  5. ^ Srivastava, Gauri (2006). Women role models: some eminent women of contemporary India. Concept Publishing Company. pp. 55–57. ISBN 978-81-8069-336-6. OCLC 74991412.
  6. ^ SRUTI magazine cover story on F.G.Natesa Iyer, page 25, issue number 330, March 2012
  7. ^ a b "M.S. subbulakshmi passes away, aged 88". The Hindu. 12 December 2004. Archived from the original on 19 October 2009. Retrieved 19 October 2009.((cite news)): CS1 maint: unfit URL (link)
  8. ^ "M. S. Subbulakshmi (1916–2004)" (PDF). National Resource Center for Women, Government of India. Retrieved 19 October 2009.
  9. ^ "Popular Indian classical singer M.S. Subbulakshmi dead". Pakistan Times. 13 December 2004. Archived from the original on 11 June 2008. Retrieved 16 October 2009.
  10. ^ Murthi, R. K. Encyclopedia of Bharat Ratnas. Pitambar Publishing. pp. 176–179. ISBN 978-81-209-1307-3.
  11. ^ K.S. Mahadevan. "M.S.SUBBULAKSHMI – A DIVINE MAESTRO". Press Information Bureau, Government of India. Retrieved 6 January 2012.
  12. ^ "The stamp of honour". The Hindu. Hinduonnet.com. 10 July 2000. Archived from the original on 6 August 2016. Retrieved 22 September 2013.((cite web)): CS1 maint: unfit URL (link)
  13. ^ Arandhai Narayanan (2008). Arambakala Tamil Cinema (1931–41) (in Tamil). Chennai: Vijaya Publications. p. 26.
  14. ^ "Vishwanathan S. "A progressive film maker; Tribute to K.Subramanian, Volume 21 – Issue 14, Jul. 03 – 16, 2004 of Frontline magazine ,(brought out by Hindu publications), Chennai, Tamilnadu". Frontlineonnet.com. Retrieved 22 September 2013.
  15. ^ "MS Subbulakshmi's music is relevant even today". IBN Live. India. 16 September 2011. Archived from the original on 3 October 2011.

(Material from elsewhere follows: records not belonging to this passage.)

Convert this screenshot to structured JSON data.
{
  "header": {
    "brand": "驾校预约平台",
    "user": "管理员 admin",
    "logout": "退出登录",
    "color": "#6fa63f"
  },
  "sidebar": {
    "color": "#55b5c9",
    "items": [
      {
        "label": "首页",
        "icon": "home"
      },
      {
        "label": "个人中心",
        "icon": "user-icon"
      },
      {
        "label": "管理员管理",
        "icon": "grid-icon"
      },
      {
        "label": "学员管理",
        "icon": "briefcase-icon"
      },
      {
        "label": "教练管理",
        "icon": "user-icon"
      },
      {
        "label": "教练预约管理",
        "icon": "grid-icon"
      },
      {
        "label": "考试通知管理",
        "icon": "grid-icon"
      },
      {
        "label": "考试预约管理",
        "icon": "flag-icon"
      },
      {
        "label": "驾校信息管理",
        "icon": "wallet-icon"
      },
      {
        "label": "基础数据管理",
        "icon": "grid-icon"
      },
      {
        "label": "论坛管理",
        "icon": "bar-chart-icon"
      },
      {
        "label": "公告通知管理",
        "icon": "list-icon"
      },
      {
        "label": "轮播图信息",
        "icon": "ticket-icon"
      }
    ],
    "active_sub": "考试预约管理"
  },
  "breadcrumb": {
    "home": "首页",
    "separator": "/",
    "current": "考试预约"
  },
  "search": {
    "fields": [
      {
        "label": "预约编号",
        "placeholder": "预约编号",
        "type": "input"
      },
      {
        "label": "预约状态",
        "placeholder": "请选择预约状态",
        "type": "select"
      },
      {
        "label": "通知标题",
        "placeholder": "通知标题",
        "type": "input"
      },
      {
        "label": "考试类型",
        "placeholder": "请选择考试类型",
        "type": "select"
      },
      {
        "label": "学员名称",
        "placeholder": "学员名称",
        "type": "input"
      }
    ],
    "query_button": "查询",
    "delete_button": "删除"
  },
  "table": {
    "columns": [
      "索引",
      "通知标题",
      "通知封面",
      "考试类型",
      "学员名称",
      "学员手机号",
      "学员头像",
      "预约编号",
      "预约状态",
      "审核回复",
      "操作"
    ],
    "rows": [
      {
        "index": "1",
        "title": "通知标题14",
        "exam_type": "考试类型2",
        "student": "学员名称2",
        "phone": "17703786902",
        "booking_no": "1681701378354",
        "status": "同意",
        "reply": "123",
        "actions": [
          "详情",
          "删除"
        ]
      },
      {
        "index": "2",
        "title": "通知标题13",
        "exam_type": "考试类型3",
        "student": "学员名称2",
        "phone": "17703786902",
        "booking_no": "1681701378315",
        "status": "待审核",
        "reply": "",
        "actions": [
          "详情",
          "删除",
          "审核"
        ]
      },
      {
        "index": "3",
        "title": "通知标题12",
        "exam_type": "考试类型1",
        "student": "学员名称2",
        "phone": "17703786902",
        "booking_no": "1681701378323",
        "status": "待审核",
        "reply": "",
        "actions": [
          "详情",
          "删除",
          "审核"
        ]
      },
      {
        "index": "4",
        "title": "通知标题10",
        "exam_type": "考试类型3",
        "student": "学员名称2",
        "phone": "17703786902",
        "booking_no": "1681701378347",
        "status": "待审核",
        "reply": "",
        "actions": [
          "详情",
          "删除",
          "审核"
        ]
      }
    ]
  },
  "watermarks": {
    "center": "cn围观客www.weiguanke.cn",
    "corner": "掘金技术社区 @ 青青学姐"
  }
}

  16. ^ a b "Padma Awards" (PDF). Ministry of Home Affairs, Government of India. 2015. Archived from the original (PDF) on 15 October 2015. Retrieved 21 July 2015.
  17. ^ "Humility personified". The Hindu. India. 17 December 2004. Archived from the original on 24 January 2005.
  18. ^ "Statue of M.S. unveiled at Tirupati". The Hindu. Tirupati, India. 29 May 2006. Archived from the original on 29 December 2007.
  19. ^ "The lure of the Kanchi silk". The Hindu. India. 5 November 2004. Archived from the original on 7 November 2004.
  20. ^ "Stamps – 2005". Department of Posts, Indian government. Archived from the original on 30 July 2013. Retrieved 2 August 2013.
  21. ^ "U.N. to issue stamp to mark M.S. Subbulakshmi's birth centenary". The Hindu. 12 August 2016. Retrieved 13 November 2016.
  22. ^ "Pages ago – Singing for Bapu, Jawaharlal and Paramacharya". The Hindu. India. 22 December 2010.

Further reading